***** Source information *****

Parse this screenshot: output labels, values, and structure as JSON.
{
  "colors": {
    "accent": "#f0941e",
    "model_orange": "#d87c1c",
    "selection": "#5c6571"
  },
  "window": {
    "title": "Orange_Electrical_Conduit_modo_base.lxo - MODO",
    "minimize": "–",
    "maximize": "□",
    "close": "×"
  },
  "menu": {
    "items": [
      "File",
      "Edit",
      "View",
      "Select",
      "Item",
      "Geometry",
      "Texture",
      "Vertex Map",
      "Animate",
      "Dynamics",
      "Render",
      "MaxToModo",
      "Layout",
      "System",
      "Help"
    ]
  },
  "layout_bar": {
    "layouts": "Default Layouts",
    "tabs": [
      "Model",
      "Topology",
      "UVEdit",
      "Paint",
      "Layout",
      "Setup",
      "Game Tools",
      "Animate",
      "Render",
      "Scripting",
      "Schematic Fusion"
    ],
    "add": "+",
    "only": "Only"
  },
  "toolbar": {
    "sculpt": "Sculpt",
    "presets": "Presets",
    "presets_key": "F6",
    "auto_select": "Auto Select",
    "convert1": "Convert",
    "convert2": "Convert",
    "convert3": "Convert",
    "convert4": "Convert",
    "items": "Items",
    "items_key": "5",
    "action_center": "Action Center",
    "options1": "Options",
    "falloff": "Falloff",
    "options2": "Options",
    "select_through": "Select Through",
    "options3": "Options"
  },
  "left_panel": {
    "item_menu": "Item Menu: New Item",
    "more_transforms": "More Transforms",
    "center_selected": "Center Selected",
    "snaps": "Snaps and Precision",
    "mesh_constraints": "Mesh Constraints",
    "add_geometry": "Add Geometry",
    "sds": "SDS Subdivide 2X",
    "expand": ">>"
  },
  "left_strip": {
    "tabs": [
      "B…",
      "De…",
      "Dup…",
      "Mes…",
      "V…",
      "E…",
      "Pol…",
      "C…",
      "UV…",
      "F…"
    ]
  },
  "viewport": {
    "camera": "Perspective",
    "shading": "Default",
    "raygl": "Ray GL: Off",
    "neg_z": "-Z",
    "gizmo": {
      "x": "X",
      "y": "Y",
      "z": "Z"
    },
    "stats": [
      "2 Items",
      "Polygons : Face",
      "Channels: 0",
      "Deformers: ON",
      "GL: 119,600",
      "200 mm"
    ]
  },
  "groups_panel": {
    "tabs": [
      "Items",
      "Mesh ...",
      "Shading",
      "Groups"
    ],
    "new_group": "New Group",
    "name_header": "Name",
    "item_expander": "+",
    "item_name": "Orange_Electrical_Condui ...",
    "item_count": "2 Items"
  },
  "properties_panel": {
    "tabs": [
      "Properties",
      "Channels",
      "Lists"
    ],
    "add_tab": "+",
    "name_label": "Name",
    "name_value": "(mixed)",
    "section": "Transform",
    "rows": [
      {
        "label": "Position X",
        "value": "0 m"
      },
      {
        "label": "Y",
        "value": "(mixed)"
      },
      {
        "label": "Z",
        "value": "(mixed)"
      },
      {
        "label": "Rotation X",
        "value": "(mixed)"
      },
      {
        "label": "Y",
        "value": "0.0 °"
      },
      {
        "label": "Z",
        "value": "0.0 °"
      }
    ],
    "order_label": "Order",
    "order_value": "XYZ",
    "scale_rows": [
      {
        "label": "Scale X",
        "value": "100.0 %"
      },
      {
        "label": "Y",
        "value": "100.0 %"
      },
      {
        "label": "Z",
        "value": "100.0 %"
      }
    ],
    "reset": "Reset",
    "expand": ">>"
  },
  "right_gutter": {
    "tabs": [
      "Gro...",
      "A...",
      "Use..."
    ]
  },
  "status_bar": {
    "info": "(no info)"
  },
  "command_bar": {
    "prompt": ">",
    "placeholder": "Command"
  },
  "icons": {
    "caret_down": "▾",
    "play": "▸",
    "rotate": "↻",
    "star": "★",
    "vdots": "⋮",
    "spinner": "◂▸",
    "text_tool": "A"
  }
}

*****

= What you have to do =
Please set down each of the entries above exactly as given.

= Answer for the task =
Parse this screenshot: output labels, values, and structure as JSON.
{
  "colors": {
    "accent": "#f0941e",
    "model_orange": "#d87c1c",
    "selection": "#5c6571"
  },
  "window": {
    "title": "Orange_Electrical_Conduit_modo_base.lxo - MODO",
    "minimize": "–",
    "maximize": "□",
    "close": "×"
  },
  "menu": {
    "items": [
      "File",
      "Edit",
      "View",
      "Select",
      "Item",
      "Geometry",
      "Texture",
      "Vertex Map",
      "Animate",
      "Dynamics",
      "Render",
      "MaxToModo",
      "Layout",
      "System",
      "Help"
    ]
  },
  "layout_bar": {
    "layouts": "Default Layouts",
    "tabs": [
      "Model",
      "Topology",
      "UVEdit",
      "Paint",
      "Layout",
      "Setup",
      "Game Tools",
      "Animate",
      "Render",
      "Scripting",
      "Schematic Fusion"
    ],
    "add": "+",
    "only": "Only"
  },
  "toolbar": {
    "sculpt": "Sculpt",
    "presets": "Presets",
    "presets_key": "F6",
    "auto_select": "Auto Select",
    "convert1": "Convert",
    "convert2": "Convert",
    "convert3": "Convert",
    "convert4": "Convert",
    "items": "Items",
    "items_key": "5",
    "action_center": "Action Center",
    "options1": "Options",
    "falloff": "Falloff",
    "options2": "Options",
    "select_through": "Select Through",
    "options3": "Options"
  },
  "left_panel": {
    "item_menu": "Item Menu: New Item",
    "more_transforms": "More Transforms",
    "center_selected": "Center Selected",
    "snaps": "Snaps and Precision",
    "mesh_constraints": "Mesh Constraints",
    "add_geometry": "Add Geometry",
    "sds": "SDS Subdivide 2X",
    "expand": ">>"
  },
  "left_strip": {
    "tabs": [
      "B…",
      "De…",
      "Dup…",
      "Mes…",
      "V…",
      "E…",
      "Pol…",
      "C…",
      "UV…",
      "F…"
    ]
  },
  "viewport": {
    "camera": "Perspective",
    "shading": "Default",
    "raygl": "Ray GL: Off",
    "neg_z": "-Z",
    "gizmo": {
      "x": "X",
      "y": "Y",
      "z": "Z"
    },
    "stats": [
      "2 Items",
      "Polygons : Face",
      "Channels: 0",
      "Deformers: ON",
      "GL: 119,600",
      "200 mm"
    ]
  },
  "groups_panel": {
    "tabs": [
      "Items",
      "Mesh ...",
      "Shading",
      "Groups"
    ],
    "new_group": "New Group",
    "name_header": "Name",
    "item_expander": "+",
    "item_name": "Orange_Electrical_Condui ...",
    "item_count": "2 Items"
  },
  "properties_panel": {
    "tabs": [
      "Properties",
      "Channels",
      "Lists"
    ],
    "add_tab": "+",
    "name_label": "Name",
    "name_value": "(mixed)",
    "section": "Transform",
    "rows": [
      {
        "label": "Position X",
        "value": "0 m"
      },
      {
        "label": "Y",
        "value": "(mixed)"
      },
      {
        "label": "Z",
        "value": "(mixed)"
      },
      {
        "label": "Rotation X",
        "value": "(mixed)"
      },
      {
        "label": "Y",
        "value": "0.0 °"
      },
      {
        "label": "Z",
        "value": "0.0 °"
      }
    ],
    "order_label": "Order",
    "order_value": "XYZ",
    "scale_rows": [
      {
        "label": "Scale X",
        "value": "100.0 %"
      },
      {
        "label": "Y",
        "value": "100.0 %"
      },
      {
        "label": "Z",
        "value": "100.0 %"
      }
    ],
    "reset": "Reset",
    "expand": ">>"
  },
  "right_gutter": {
    "tabs": [
      "Gro...",
      "A...",
      "Use..."
    ]
  },
  "status_bar": {
    "info": "(no info)"
  },
  "command_bar": {
    "prompt": ">",
    "placeholder": "Command"
  },
  "icons": {
    "caret_down": "▾",
    "play": "▸",
    "rotate": "↻",
    "star": "★",
    "vdots": "⋮",
    "spinner": "◂▸",
    "text_tool": "A"
  }
}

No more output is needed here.